Much like Mark Haddon’s autistic narrator Christopher in The Curious Incident of the Dog in the Night-time, Matthew in ‘The Shock of the Fall’ offers insight into the mind of a young person who is schizophrenic. Using images, letters, and different fonts, the narrator takes us on a journey through Mathew’s inner voices and different personalities. His brother Simon has Down’s Syndrome and dies early on in the story (this is not a spoiler, it’s right on the back of the book!) so the author explores how the family copes not only with mental illness, but also with grief.
Both funny and painful, the narration often goes like this:
‘I’ll tell you what happened because it will be a good way to introduce my brother. His name is Simon. I think you’re going to like him. I really do. But in a couple of pages he’ll be dead. And he was never the same after that.”
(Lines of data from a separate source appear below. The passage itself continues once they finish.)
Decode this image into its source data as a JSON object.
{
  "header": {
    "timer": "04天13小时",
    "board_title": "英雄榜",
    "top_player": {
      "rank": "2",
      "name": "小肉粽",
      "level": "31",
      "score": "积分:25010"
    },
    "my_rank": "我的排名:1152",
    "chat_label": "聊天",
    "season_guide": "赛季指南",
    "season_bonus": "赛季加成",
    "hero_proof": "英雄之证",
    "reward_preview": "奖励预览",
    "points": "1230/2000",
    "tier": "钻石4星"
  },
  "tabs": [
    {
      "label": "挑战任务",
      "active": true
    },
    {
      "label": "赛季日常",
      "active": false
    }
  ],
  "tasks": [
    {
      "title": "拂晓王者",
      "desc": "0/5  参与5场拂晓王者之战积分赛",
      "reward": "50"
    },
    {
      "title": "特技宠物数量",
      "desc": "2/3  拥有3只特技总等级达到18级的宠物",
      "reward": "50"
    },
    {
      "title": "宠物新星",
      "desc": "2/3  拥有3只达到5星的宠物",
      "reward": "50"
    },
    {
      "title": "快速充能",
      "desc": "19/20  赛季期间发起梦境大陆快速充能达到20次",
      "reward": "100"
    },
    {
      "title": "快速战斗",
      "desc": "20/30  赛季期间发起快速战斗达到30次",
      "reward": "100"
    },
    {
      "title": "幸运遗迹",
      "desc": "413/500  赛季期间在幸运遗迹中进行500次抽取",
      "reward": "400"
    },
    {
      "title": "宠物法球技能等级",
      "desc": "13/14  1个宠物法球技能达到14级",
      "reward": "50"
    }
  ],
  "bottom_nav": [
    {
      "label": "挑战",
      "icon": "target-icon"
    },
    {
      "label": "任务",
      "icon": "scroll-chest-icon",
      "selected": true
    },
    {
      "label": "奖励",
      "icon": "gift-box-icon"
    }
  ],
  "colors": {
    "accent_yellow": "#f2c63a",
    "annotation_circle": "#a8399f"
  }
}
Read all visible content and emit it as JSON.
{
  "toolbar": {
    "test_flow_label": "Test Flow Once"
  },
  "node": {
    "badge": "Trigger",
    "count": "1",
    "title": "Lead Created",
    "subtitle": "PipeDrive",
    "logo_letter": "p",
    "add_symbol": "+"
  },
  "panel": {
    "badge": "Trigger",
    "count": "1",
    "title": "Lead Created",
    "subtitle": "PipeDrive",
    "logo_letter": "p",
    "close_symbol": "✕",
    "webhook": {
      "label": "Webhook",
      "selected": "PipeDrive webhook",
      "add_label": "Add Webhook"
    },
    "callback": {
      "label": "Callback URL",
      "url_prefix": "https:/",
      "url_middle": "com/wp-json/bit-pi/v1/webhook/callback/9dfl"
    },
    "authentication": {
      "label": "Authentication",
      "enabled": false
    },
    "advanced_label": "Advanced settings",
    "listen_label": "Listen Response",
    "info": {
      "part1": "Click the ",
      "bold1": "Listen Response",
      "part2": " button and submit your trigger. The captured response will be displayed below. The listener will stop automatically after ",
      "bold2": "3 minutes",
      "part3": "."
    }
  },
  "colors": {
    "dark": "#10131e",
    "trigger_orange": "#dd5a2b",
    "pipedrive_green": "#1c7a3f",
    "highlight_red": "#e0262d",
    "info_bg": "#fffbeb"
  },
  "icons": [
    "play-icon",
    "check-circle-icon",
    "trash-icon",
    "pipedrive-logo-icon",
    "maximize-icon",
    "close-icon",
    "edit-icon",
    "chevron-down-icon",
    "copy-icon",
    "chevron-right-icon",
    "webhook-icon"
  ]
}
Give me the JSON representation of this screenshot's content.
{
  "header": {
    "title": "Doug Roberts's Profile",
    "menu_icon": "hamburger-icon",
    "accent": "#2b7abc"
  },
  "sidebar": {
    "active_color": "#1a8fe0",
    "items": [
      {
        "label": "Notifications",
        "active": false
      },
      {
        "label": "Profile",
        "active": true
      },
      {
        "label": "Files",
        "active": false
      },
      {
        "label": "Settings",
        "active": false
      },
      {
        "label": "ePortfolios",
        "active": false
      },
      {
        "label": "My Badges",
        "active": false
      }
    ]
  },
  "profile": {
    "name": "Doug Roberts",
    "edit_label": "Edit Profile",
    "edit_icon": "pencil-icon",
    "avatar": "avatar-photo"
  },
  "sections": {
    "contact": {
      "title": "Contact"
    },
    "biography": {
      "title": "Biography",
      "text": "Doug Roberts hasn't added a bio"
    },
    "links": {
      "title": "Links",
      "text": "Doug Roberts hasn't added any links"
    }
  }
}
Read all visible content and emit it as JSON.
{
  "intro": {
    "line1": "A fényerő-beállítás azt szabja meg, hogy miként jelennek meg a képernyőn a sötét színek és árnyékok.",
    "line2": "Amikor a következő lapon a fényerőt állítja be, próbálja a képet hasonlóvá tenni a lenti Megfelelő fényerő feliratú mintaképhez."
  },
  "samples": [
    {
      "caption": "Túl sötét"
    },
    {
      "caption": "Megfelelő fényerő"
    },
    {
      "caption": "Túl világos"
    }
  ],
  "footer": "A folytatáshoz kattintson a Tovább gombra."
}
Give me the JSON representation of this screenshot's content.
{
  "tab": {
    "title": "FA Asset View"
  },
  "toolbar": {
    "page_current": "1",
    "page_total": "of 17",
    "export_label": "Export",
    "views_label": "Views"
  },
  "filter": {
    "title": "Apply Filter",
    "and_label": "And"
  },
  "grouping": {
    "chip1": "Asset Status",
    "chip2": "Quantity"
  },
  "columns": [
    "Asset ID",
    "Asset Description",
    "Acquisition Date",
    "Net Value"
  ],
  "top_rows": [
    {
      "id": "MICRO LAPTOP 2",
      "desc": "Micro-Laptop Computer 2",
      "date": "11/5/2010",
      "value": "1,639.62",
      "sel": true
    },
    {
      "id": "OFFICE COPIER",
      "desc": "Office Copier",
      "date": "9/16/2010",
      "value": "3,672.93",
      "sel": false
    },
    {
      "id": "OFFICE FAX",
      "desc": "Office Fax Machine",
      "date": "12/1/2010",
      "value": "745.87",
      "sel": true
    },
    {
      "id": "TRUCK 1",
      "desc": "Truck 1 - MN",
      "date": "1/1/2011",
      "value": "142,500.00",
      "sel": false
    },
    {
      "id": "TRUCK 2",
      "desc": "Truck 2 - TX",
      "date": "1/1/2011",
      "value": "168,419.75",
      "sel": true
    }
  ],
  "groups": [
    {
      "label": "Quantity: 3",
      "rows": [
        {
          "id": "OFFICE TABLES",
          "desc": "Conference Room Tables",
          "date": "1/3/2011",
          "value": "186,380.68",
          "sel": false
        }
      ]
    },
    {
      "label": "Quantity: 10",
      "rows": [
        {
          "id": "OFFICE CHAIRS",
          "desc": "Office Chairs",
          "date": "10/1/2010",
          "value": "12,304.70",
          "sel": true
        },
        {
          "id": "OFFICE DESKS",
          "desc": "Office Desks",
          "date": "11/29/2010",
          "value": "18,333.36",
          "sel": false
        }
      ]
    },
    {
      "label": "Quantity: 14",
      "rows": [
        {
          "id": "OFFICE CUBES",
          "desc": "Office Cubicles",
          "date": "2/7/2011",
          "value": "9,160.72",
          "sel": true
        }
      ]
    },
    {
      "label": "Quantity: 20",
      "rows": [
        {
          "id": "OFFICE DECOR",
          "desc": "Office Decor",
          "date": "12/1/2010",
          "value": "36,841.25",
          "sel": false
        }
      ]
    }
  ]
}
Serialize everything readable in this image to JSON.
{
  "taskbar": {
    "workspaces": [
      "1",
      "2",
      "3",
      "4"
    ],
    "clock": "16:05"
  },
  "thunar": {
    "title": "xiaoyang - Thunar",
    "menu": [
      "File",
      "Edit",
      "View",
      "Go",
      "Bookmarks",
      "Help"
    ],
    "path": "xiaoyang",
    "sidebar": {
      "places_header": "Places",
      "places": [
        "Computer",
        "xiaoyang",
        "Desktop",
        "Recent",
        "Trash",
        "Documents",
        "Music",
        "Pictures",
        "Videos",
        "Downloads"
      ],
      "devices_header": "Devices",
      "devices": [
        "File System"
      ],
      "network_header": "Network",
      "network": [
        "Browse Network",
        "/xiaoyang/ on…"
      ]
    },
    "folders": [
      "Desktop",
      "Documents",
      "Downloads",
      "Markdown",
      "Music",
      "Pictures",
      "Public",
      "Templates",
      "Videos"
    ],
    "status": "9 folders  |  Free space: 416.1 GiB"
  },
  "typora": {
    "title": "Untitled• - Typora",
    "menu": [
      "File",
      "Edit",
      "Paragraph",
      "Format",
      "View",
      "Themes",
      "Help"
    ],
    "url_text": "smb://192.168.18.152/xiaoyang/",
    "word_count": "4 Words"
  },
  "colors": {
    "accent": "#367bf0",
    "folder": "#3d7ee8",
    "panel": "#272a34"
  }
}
Writing a novel like this is ambitious and rightly won the Costa Book Award for 2013. Filer does a good job of sketching the life of someone suffering with mental illness, who depends on medications (with horrible side effects), has little opportunity for independence, and is constantly misunderstood. The author is himself a mental health nurse, so has obviously used his experiences and his observations to inform his writing. It is a heartrending account of a difficult life but written quite unsentimentally, as was Haddon’s. Both novels allow us unique insight into the mind of the protagonist, although I think Curious Incident was more readable because I felt Haddon was more skilled at building suspense.
Note: Published in the US as “Where the Moon Isn’t”